For Italians, pasta is a symbol of family, of union. The history of pasta begins very far. There are archaeological evidences that show how the Etruscans and the Romans cooked pasta, in particular the “lagana”, a primitive lasagna.

The history of dry pasta begins with the Arab domination of Sicily. It was 1154, when the Arab geographer Edrisi mentioned “a food of flour in the form of threads”, the “triyah” prepared in Trabia (now Palermo). From Sicily the pasta thus prepared was then exported to the continent. Also according to the Arab geographer, already in the mid-1100s in Sicily and in particular in the area of ​​Trabia so much pasta was produced that it was exported “in all parts, in Calabria and in other Muslim and Christian countries and many loads of ships “. Dried pasta was suitable for keeping for a long time and therefore was easily preserved during travel. Pasta will become mass food only in the seventeenth century and out of necessity: the very serious famine that broke out in the Kingdom of Naples combined with the demographic overcrowding led the Neapolitans to starve: they could no longer buy meat but not even bread. Thus the population began to feed themselves with pasta which in the meantime had become cheaper thanks to the invention of new tools that made production easier and faster, namely the “gramola” and the “torchio”.

While the Etruscan-Roman “lagana” was baked in the oven together with its condiment, in the Middle Ages the new custom was launched, which has continued to this day, of boiling pasta in water, broth and sometimes milk.

Today dry pasta is widespread all over the world and there are different formats, from the most classic and famous spaghetti, penne rigate, tortiglioni, fusilli, farfalle, up to more particular shapes such as the typical Apulian orecchiette.
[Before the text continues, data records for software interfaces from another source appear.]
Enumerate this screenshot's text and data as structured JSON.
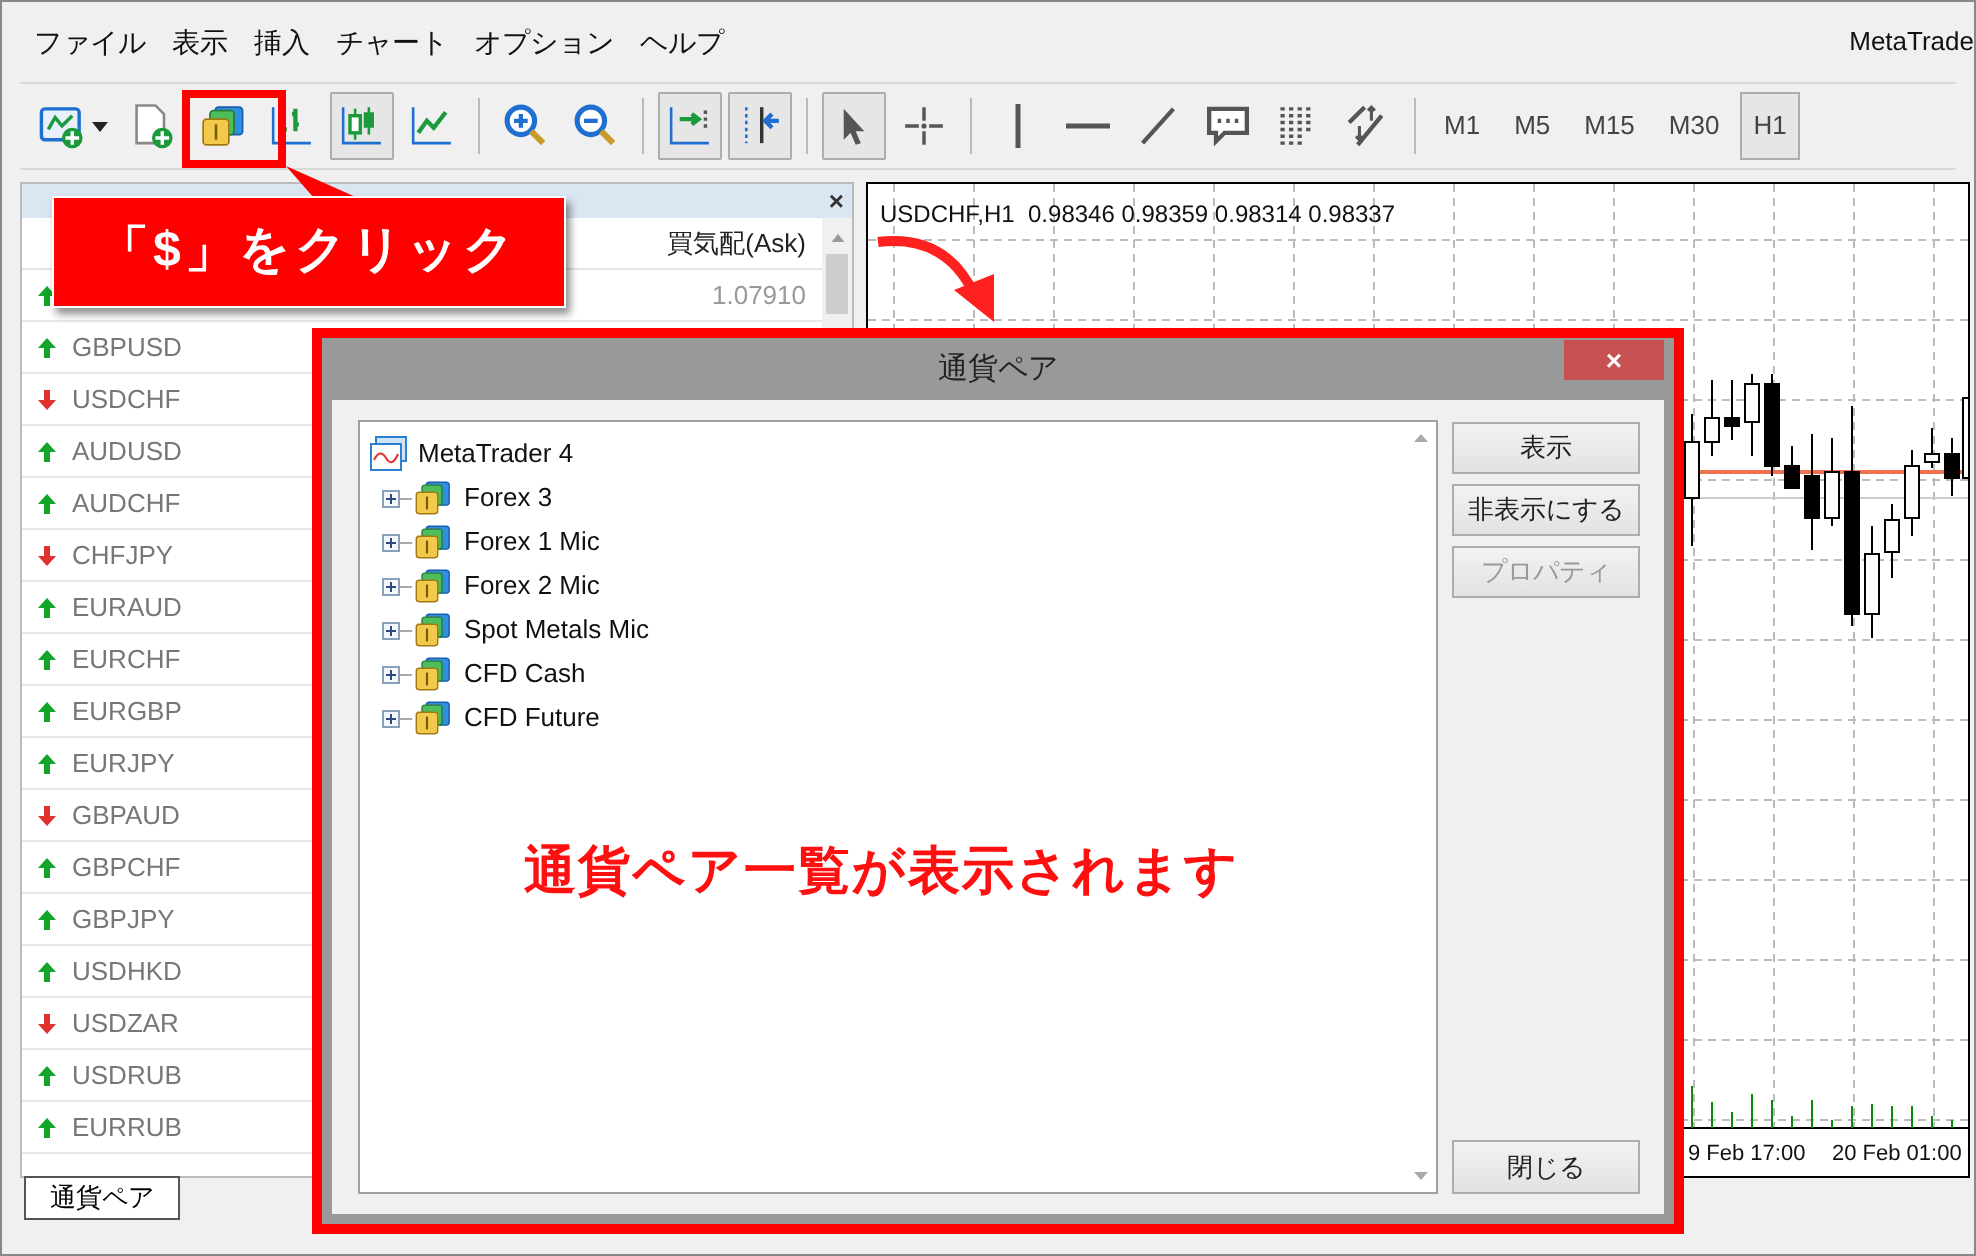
{
  "menu_bar": {
    "items": [
      "ファイル",
      "表示",
      "挿入",
      "チャート",
      "オプション",
      "ヘルプ"
    ],
    "app_title": "MetaTrade"
  },
  "toolbar": {
    "tools": [
      {
        "kind": "new-chart",
        "pressed": false
      },
      {
        "kind": "new-profile",
        "pressed": false
      },
      {
        "kind": "symbols",
        "pressed": false
      },
      {
        "kind": "bars",
        "pressed": false
      },
      {
        "kind": "candles",
        "pressed": true
      },
      {
        "kind": "line",
        "pressed": false
      },
      {
        "kind": "zoom-in",
        "pressed": false
      },
      {
        "kind": "zoom-out",
        "pressed": false
      },
      {
        "kind": "autoscroll",
        "pressed": true
      },
      {
        "kind": "shift",
        "pressed": true
      },
      {
        "kind": "cursor",
        "pressed": true
      },
      {
        "kind": "crosshair",
        "pressed": false
      },
      {
        "kind": "vline",
        "pressed": false
      },
      {
        "kind": "hline",
        "pressed": false
      },
      {
        "kind": "trendline",
        "pressed": false
      },
      {
        "kind": "text",
        "pressed": false
      },
      {
        "kind": "fibo",
        "pressed": false
      },
      {
        "kind": "elliott",
        "pressed": false
      }
    ],
    "timeframes": [
      {
        "label": "M1",
        "selected": false
      },
      {
        "label": "M5",
        "selected": false
      },
      {
        "label": "M15",
        "selected": false
      },
      {
        "label": "M30",
        "selected": false
      },
      {
        "label": "H1",
        "selected": true
      }
    ]
  },
  "market_watch": {
    "close_icon": "×",
    "columns": [
      "買気配(Ask)"
    ],
    "rows": [
      {
        "rising": true,
        "ask": "1.07910"
      },
      {
        "rising": true,
        "symbol": "GBPUSD"
      },
      {
        "rising": false,
        "symbol": "USDCHF"
      },
      {
        "rising": true,
        "symbol": "AUDUSD"
      },
      {
        "rising": true,
        "symbol": "AUDCHF"
      },
      {
        "rising": false,
        "symbol": "CHFJPY"
      },
      {
        "rising": true,
        "symbol": "EURAUD"
      },
      {
        "rising": true,
        "symbol": "EURCHF"
      },
      {
        "rising": true,
        "symbol": "EURGBP"
      },
      {
        "rising": true,
        "symbol": "EURJPY"
      },
      {
        "rising": false,
        "symbol": "GBPAUD"
      },
      {
        "rising": true,
        "symbol": "GBPCHF"
      },
      {
        "rising": true,
        "symbol": "GBPJPY"
      },
      {
        "rising": true,
        "symbol": "USDHKD"
      },
      {
        "rising": false,
        "symbol": "USDZAR"
      },
      {
        "rising": true,
        "symbol": "USDRUB"
      },
      {
        "rising": true,
        "symbol": "EURRUB"
      }
    ],
    "tab": "通貨ペア"
  },
  "chart": {
    "title": "USDCHF,H1  0.98346 0.98359 0.98314 0.98337",
    "time_labels": [
      "9 Feb 17:00",
      "20 Feb 01:00"
    ]
  },
  "callout": "「$」をクリック",
  "dialog": {
    "title": "通貨ペア",
    "close_icon": "×",
    "tree": {
      "label": "MetaTrader 4",
      "children": [
        {
          "label": "Forex 3",
          "expanded": false
        },
        {
          "label": "Forex 1 Mic",
          "expanded": false
        },
        {
          "label": "Forex 2 Mic",
          "expanded": false
        },
        {
          "label": "Spot Metals Mic",
          "expanded": false
        },
        {
          "label": "CFD Cash",
          "expanded": false
        },
        {
          "label": "CFD Future",
          "expanded": false
        }
      ]
    },
    "annotation": "通貨ペア一覧が表示されます",
    "buttons": [
      {
        "label": "表示",
        "disabled": false
      },
      {
        "label": "非表示にする",
        "disabled": false
      },
      {
        "label": "プロパティ",
        "disabled": true
      }
    ],
    "close_button": "閉じる"
  }
}
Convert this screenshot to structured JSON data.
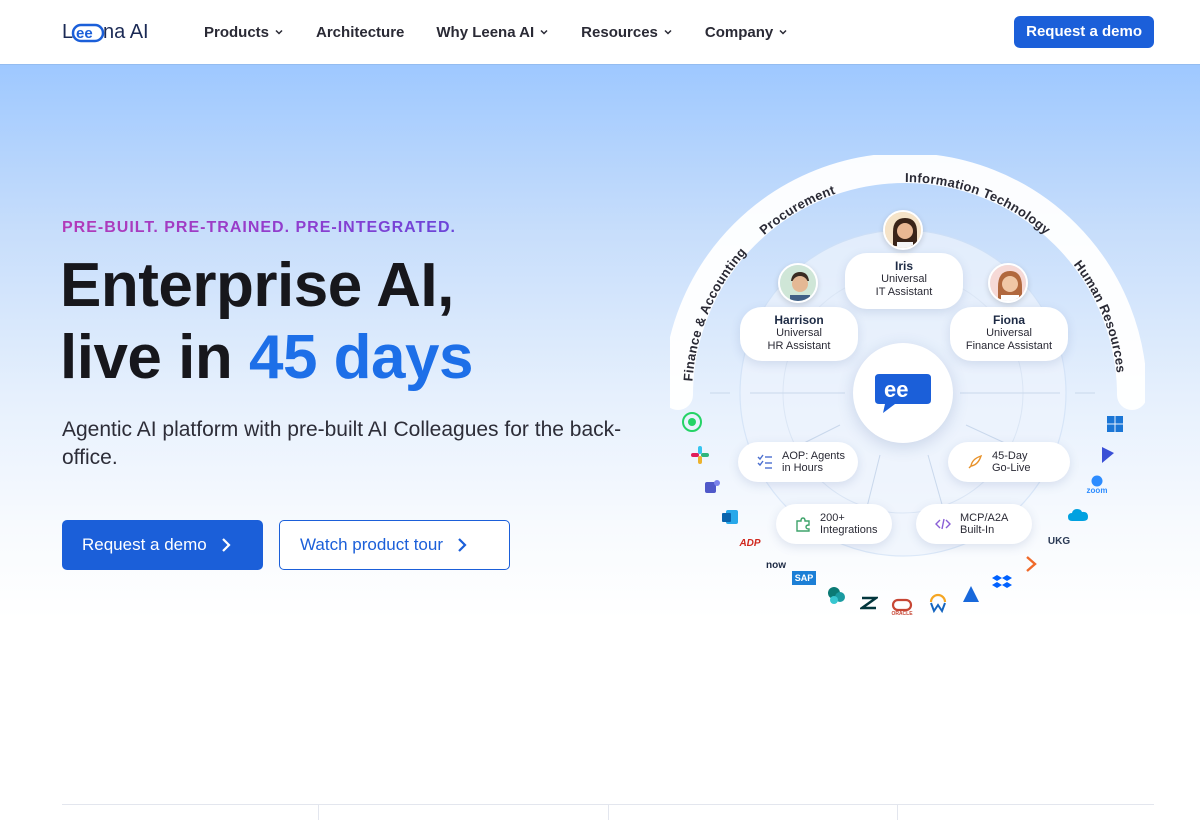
{
  "brand": {
    "name": "Leena AI",
    "accent": "#1b5fd9",
    "highlight": "#1d6fe8"
  },
  "nav": {
    "items": [
      {
        "label": "Products",
        "has_dropdown": true
      },
      {
        "label": "Architecture",
        "has_dropdown": false
      },
      {
        "label": "Why Leena AI",
        "has_dropdown": true
      },
      {
        "label": "Resources",
        "has_dropdown": true
      },
      {
        "label": "Company",
        "has_dropdown": true
      }
    ],
    "cta_label": "Request a demo"
  },
  "hero": {
    "eyebrow": "PRE-BUILT. PRE-TRAINED. PRE-INTEGRATED.",
    "title_line1": "Enterprise AI,",
    "title_line2_prefix": "live in ",
    "title_line2_accent": "45 days",
    "subtitle": "Agentic AI platform with pre-built AI Colleagues for the back-office.",
    "primary_button": "Request a demo",
    "secondary_button": "Watch product tour"
  },
  "diagram": {
    "arc_labels": [
      "Finance & Accounting",
      "Procurement",
      "Information Technology",
      "Human Resources"
    ],
    "agents": [
      {
        "name": "Iris",
        "role_line1": "Universal",
        "role_line2": "IT Assistant"
      },
      {
        "name": "Harrison",
        "role_line1": "Universal",
        "role_line2": "HR Assistant"
      },
      {
        "name": "Fiona",
        "role_line1": "Universal",
        "role_line2": "Finance Assistant"
      }
    ],
    "features": [
      {
        "line1": "AOP: Agents",
        "line2": "in Hours",
        "icon": "checklist-icon"
      },
      {
        "line1": "45-Day",
        "line2": "Go-Live",
        "icon": "rocket-icon"
      },
      {
        "line1": "200+",
        "line2": "Integrations",
        "icon": "puzzle-icon"
      },
      {
        "line1": "MCP/A2A",
        "line2": "Built-In",
        "icon": "code-icon"
      }
    ],
    "integration_logos": [
      "whatsapp",
      "slack",
      "teams",
      "outlook",
      "ADP",
      "now",
      "SAP",
      "sharepoint",
      "zendesk",
      "oracle",
      "workday",
      "atlassian",
      "dropbox",
      "bamboohr",
      "UKG",
      "salesforce",
      "zoom",
      "dynamics",
      "windows"
    ],
    "logo_text": {
      "adp": "ADP",
      "now": "now",
      "sap": "SAP",
      "ukg": "UKG",
      "zoom": "zoom",
      "oracle": "ORACLE"
    }
  }
}
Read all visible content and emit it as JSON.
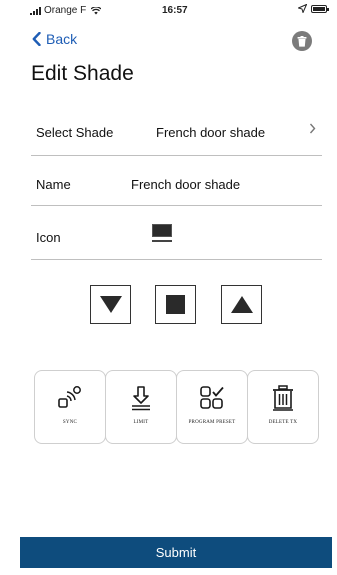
{
  "status_bar": {
    "carrier": "Orange F",
    "time": "16:57"
  },
  "nav": {
    "back_label": "Back",
    "title": "Edit Shade"
  },
  "form": {
    "select_shade": {
      "label": "Select Shade",
      "value": "French door shade"
    },
    "name": {
      "label": "Name",
      "value": "French door shade"
    },
    "icon": {
      "label": "Icon"
    }
  },
  "controls": {
    "down": "arrow-down-icon",
    "stop": "stop-icon",
    "up": "arrow-up-icon"
  },
  "actions": [
    {
      "icon": "sync-icon",
      "label": "SYNC"
    },
    {
      "icon": "limit-icon",
      "label": "LIMIT"
    },
    {
      "icon": "program-preset-icon",
      "label": "PROGRAM PRESET"
    },
    {
      "icon": "delete-tx-icon",
      "label": "DELETE TX"
    }
  ],
  "submit_label": "Submit",
  "colors": {
    "accent": "#1e5db5",
    "submit_bg": "#0e4c7d",
    "divider": "#bfbfbf"
  }
}
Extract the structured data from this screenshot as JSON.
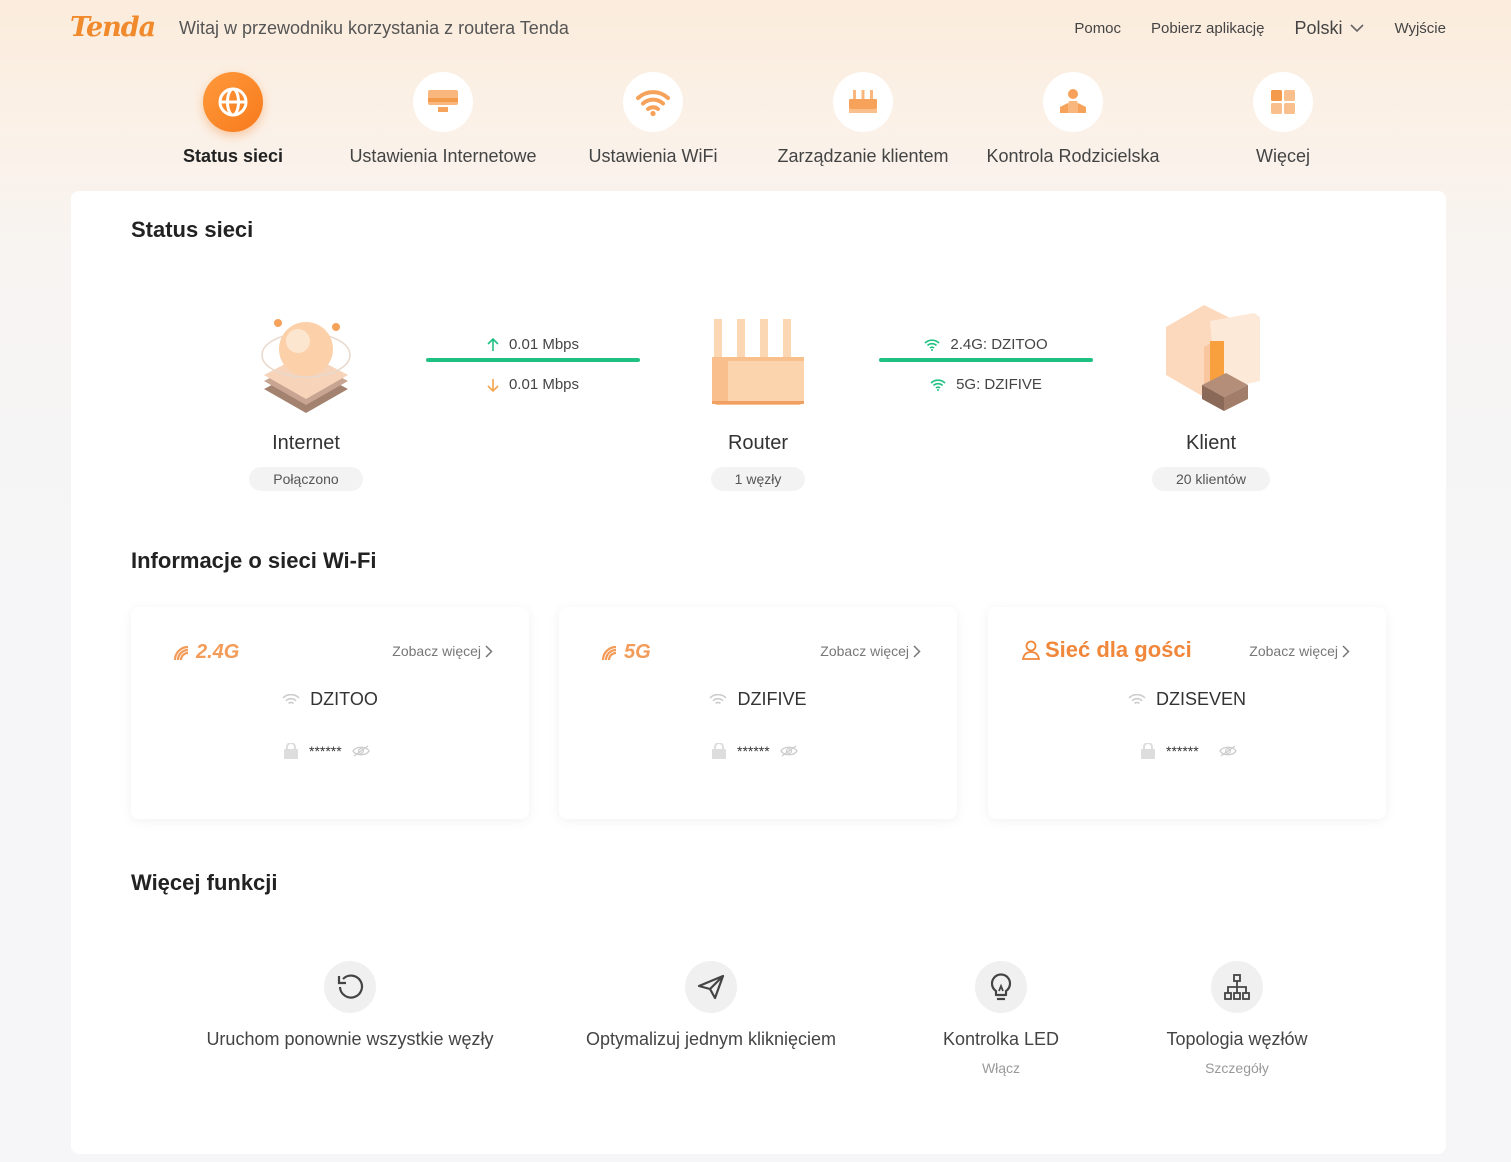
{
  "header": {
    "logo": "Tenda",
    "welcome": "Witaj w przewodniku korzystania z routera Tenda",
    "nav": {
      "help": "Pomoc",
      "download": "Pobierz aplikację",
      "language": "Polski",
      "logout": "Wyjście"
    }
  },
  "tabs": [
    {
      "label": "Status sieci",
      "icon": "globe-icon",
      "active": true
    },
    {
      "label": "Ustawienia Internetowe",
      "icon": "monitor-icon",
      "active": false
    },
    {
      "label": "Ustawienia WiFi",
      "icon": "wifi-icon",
      "active": false
    },
    {
      "label": "Zarządzanie klientem",
      "icon": "router-icon",
      "active": false
    },
    {
      "label": "Kontrola Rodzicielska",
      "icon": "parental-icon",
      "active": false
    },
    {
      "label": "Więcej",
      "icon": "grid-icon",
      "active": false
    }
  ],
  "status": {
    "title": "Status sieci",
    "internet": {
      "name": "Internet",
      "state": "Połączono"
    },
    "upload": "0.01 Mbps",
    "download": "0.01 Mbps",
    "router": {
      "name": "Router",
      "state": "1 węzły"
    },
    "wifi_24": "2.4G: DZITOO",
    "wifi_5": "5G: DZIFIVE",
    "client": {
      "name": "Klient",
      "state": "20 klientów"
    }
  },
  "wifi_info": {
    "title": "Informacje o sieci Wi-Fi",
    "cards": [
      {
        "band": "2.4G",
        "more": "Zobacz więcej",
        "ssid": "DZITOO",
        "password": "******"
      },
      {
        "band": "5G",
        "more": "Zobacz więcej",
        "ssid": "DZIFIVE",
        "password": "******"
      },
      {
        "band": "Sieć dla gości",
        "more": "Zobacz więcej",
        "ssid": "DZISEVEN",
        "password": "******"
      }
    ]
  },
  "functions": {
    "title": "Więcej funkcji",
    "items": [
      {
        "label": "Uruchom ponownie wszystkie węzły",
        "sub": "",
        "icon": "restart-icon"
      },
      {
        "label": "Optymalizuj jednym kliknięciem",
        "sub": "",
        "icon": "paper-plane-icon"
      },
      {
        "label": "Kontrolka LED",
        "sub": "Włącz",
        "icon": "bulb-icon"
      },
      {
        "label": "Topologia węzłów",
        "sub": "Szczegóły",
        "icon": "topology-icon"
      }
    ]
  },
  "colors": {
    "accent": "#f77a1c",
    "link": "#1fc182",
    "guest": "#f0873a"
  }
}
One of the best known combinations for dry pasta are spaghetti with tomato sauce, a true Italian symbol in the world. A very simple dish but difficult in its preparation, as it is necessary to use the few ingredients that are needed to give that typical Italian flavor.

A curiosity about the processing of dry pasta is the “trafilatura” and its importance. “Trafilatura” is the preparation phase in which the dough is placed in a cavity with the desired shape and cut into the desired length. There are two types of “trafilatura”, bronze and Teflon. The bronze “trafilatura” guarantees a rougher pasta that captures the sauce well, but also absorbs more water during cooking; Teflon “trafilatura” allows the pasta to withstand cooking better.